_Task item_. When you copy the entries, omit the images and keep every word as it is.

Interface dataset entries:
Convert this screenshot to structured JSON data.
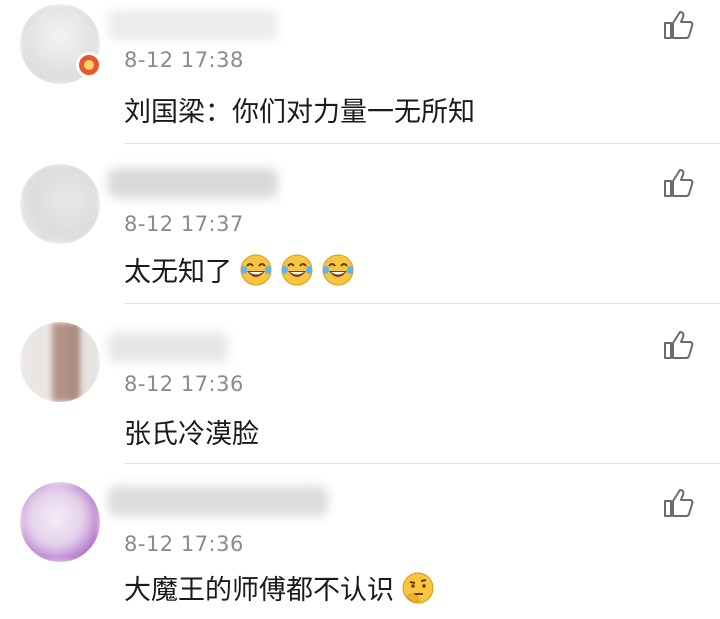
{
  "comments": [
    {
      "time": "8-12 17:38",
      "text": "刘国梁：你们对力量一无所知",
      "emoji_icons": []
    },
    {
      "time": "8-12 17:37",
      "text": "太无知了",
      "emoji_icons": [
        "laugh-cry-icon",
        "laugh-cry-icon",
        "laugh-cry-icon"
      ]
    },
    {
      "time": "8-12 17:36",
      "text": "张氏冷漠脸",
      "emoji_icons": []
    },
    {
      "time": "8-12 17:36",
      "text": "大魔王的师傅都不认识",
      "emoji_icons": [
        "thinking-face-icon"
      ]
    }
  ],
  "like_icon": "thumbs-up-outline-icon",
  "colors": {
    "time_text": "#8a8a8a",
    "body_text": "#1a1a1a",
    "divider": "#e3e3e3",
    "badge": "#e8572a"
  }
}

_Answer box_.
Convert this screenshot to structured JSON data.
{
  "comments": [
    {
      "time": "8-12 17:38",
      "text": "刘国梁：你们对力量一无所知",
      "emoji_icons": []
    },
    {
      "time": "8-12 17:37",
      "text": "太无知了",
      "emoji_icons": [
        "laugh-cry-icon",
        "laugh-cry-icon",
        "laugh-cry-icon"
      ]
    },
    {
      "time": "8-12 17:36",
      "text": "张氏冷漠脸",
      "emoji_icons": []
    },
    {
      "time": "8-12 17:36",
      "text": "大魔王的师傅都不认识",
      "emoji_icons": [
        "thinking-face-icon"
      ]
    }
  ],
  "like_icon": "thumbs-up-outline-icon",
  "colors": {
    "time_text": "#8a8a8a",
    "body_text": "#1a1a1a",
    "divider": "#e3e3e3",
    "badge": "#e8572a"
  }
}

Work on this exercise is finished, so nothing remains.